The draw of an investment's potential is always huge for investors. An untapped market with billions of dollars of potential could produce the next 10-bagger we've all been waiting for. This seems to be the investing thesis behind Solazyme (NASDAQ:TVIA) the alternative fuel, premium oil, algae growing company.
Amid all of the excitement about deals with Bunge (NYSE:BG) and Archer Daniels Midland (NYSE:ADM) investors seem to be glossing over the fact that the company's revenue declined in the third quarter and net loss nearly doubled. This isn't exactly a company that's currently operationally knocking it out of the park.
Don't buy potential
I've been covering renewable energy for over two years for The Motley Fool, and if there's one lesson I've learned it's: Don't buy the hype. Solazyme is looking eerily similar to A123 Systems, a situation where investors bought into potential and the clout of its high-profile auto partners. It happened again when investors bought into the hype of new solar technology like CIGS, an amorphous silicon that never generated much revenue but had cool and promising technology. Now we're buying into an alternative fuel and other random oil products company despite failures in these markets in the past. Let's not forget that ethanol has been an alternative we have talked about for decades that has never been truly economically viable.
The big challenge in the biofuels and oils markets is that once you have a product that becomes successful your feedstock price goes up. Take corn-based ethanol as an example. When ethanol production reaches a critical mass it also increases the demand for corn, which raises the price and reduces margins for ethanol producers. On the flip side, a market with attractive prices will see prices decline once you introduce an alternative product that increases supply. Market forces work against you on both sides.
Big potential, but still just potential
What Solazyme wants investors to buy into is the potential of increase in capacity, which it says is on a path for 400,000 metric tons in 2016. But there are a number of challenges to overcome before that capacity translates into big-time profits, whatever those profits may be.

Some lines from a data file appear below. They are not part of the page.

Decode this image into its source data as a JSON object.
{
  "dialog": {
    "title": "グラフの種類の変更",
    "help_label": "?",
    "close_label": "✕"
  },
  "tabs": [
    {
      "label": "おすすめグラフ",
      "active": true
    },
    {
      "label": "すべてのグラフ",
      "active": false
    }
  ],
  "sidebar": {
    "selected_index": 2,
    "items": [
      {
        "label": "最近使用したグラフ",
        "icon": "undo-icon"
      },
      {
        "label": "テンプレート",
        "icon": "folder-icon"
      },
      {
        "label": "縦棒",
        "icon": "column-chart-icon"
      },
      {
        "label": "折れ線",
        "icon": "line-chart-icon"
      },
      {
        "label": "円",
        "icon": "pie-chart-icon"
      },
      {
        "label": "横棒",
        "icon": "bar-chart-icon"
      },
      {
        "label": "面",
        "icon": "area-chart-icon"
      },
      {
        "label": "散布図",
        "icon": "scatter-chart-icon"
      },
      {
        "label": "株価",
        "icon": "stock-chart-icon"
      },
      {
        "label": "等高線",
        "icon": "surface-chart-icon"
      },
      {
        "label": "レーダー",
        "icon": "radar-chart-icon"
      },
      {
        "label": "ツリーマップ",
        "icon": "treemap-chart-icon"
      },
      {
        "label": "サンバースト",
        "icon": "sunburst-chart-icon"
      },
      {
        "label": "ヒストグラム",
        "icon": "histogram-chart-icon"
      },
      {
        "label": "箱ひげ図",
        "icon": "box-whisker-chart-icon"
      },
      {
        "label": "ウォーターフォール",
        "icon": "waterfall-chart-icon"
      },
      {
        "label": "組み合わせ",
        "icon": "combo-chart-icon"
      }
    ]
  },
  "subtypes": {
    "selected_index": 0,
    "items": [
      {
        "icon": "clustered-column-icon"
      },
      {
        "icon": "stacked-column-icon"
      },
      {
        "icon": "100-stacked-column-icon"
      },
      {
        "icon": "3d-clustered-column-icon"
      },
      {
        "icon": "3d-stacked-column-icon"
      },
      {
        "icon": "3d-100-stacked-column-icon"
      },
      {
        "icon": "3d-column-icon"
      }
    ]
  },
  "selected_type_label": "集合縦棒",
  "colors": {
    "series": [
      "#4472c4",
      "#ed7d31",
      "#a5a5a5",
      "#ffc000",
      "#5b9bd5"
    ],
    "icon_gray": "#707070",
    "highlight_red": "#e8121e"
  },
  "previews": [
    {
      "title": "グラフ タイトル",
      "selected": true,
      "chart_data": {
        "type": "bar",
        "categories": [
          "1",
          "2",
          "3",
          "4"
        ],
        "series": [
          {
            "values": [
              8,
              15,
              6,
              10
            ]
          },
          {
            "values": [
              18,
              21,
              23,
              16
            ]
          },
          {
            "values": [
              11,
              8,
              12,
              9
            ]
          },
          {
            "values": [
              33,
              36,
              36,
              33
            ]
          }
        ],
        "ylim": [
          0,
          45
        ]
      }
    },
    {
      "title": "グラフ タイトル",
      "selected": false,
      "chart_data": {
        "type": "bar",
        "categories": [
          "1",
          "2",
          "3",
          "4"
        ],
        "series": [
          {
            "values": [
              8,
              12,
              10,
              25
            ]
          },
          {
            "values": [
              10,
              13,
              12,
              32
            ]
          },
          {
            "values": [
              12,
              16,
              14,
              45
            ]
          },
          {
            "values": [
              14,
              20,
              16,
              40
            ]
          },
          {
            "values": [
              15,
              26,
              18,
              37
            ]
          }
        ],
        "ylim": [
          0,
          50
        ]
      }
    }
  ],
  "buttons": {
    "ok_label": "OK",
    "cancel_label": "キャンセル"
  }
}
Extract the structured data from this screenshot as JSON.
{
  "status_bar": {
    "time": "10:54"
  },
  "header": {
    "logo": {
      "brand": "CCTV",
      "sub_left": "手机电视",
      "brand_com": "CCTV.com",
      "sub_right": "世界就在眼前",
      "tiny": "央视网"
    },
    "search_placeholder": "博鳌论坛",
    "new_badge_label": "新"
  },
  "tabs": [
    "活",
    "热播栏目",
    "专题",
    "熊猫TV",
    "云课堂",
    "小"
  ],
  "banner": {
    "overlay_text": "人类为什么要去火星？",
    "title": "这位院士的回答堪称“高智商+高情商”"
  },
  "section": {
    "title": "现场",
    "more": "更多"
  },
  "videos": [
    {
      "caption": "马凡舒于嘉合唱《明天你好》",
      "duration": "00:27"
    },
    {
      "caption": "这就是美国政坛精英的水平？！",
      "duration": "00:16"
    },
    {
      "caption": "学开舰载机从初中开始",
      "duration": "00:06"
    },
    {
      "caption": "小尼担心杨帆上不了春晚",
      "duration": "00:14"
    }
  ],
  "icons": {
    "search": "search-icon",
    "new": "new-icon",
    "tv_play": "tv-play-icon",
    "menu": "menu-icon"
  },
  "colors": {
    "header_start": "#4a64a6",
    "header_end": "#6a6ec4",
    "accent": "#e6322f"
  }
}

- The agreement with AMD includes producing tailored oils in Clinton, Iowa, but not until 2014. A lot of the other capacity won't be online until at least 2016.
- One of Solazyme's target markets is a replacement for cocoa butter, which sells for $3,600 per metric ton. If 100,000 metric tons are dedicated to this market it could be a $360 million business. However, as we've seen in other markets, if supply is added the price will likely drop.
- Most of Solazyme's capacity is in joint ventures, of which the company only shares in 50% of the economic interest. This means most of the capacity additions the company talks about can be cut in half when we look at bottom-line potential.
The challenge is the same as it was for A123 Systems, which had analysts buzzing about adding capacity to unproven markets with exciting and unproven partnerships. The reality of both situations is that companies that make biofuels, and a variety of other product alternatives, are unproven in the market on the scale that would be necessary for survival. All we do know is that Solazyme and competitor Amyris (NASDAQ:AMRS) are posting losses. Only Rentech (NYSEMKT: RTK), which is the best performing stock of the group, has swung a small profit.
High risk, high reward
Maybe we'll revisit this stock in five years and talk about what a smashing success it was. But investors should be aware that the risk is incredibly high and the list of winners in this kind of market is short. The list of losers who failed to live up to potential is long and painful.
I am keeping an eye on Solazyme's growth in interesting new markets, but until it generates a significant amount of revenue and makes major progress toward profitability, I see no reason to buy. I've seen too many business failures due to stocks built on hope and potential to be duped into buying this one right now. I'd rather miss out on the early pop than risk buying another dying company just before realizing that the potential upside wasn't as big was thought.
I'd prefer to stick with established oils, like oil.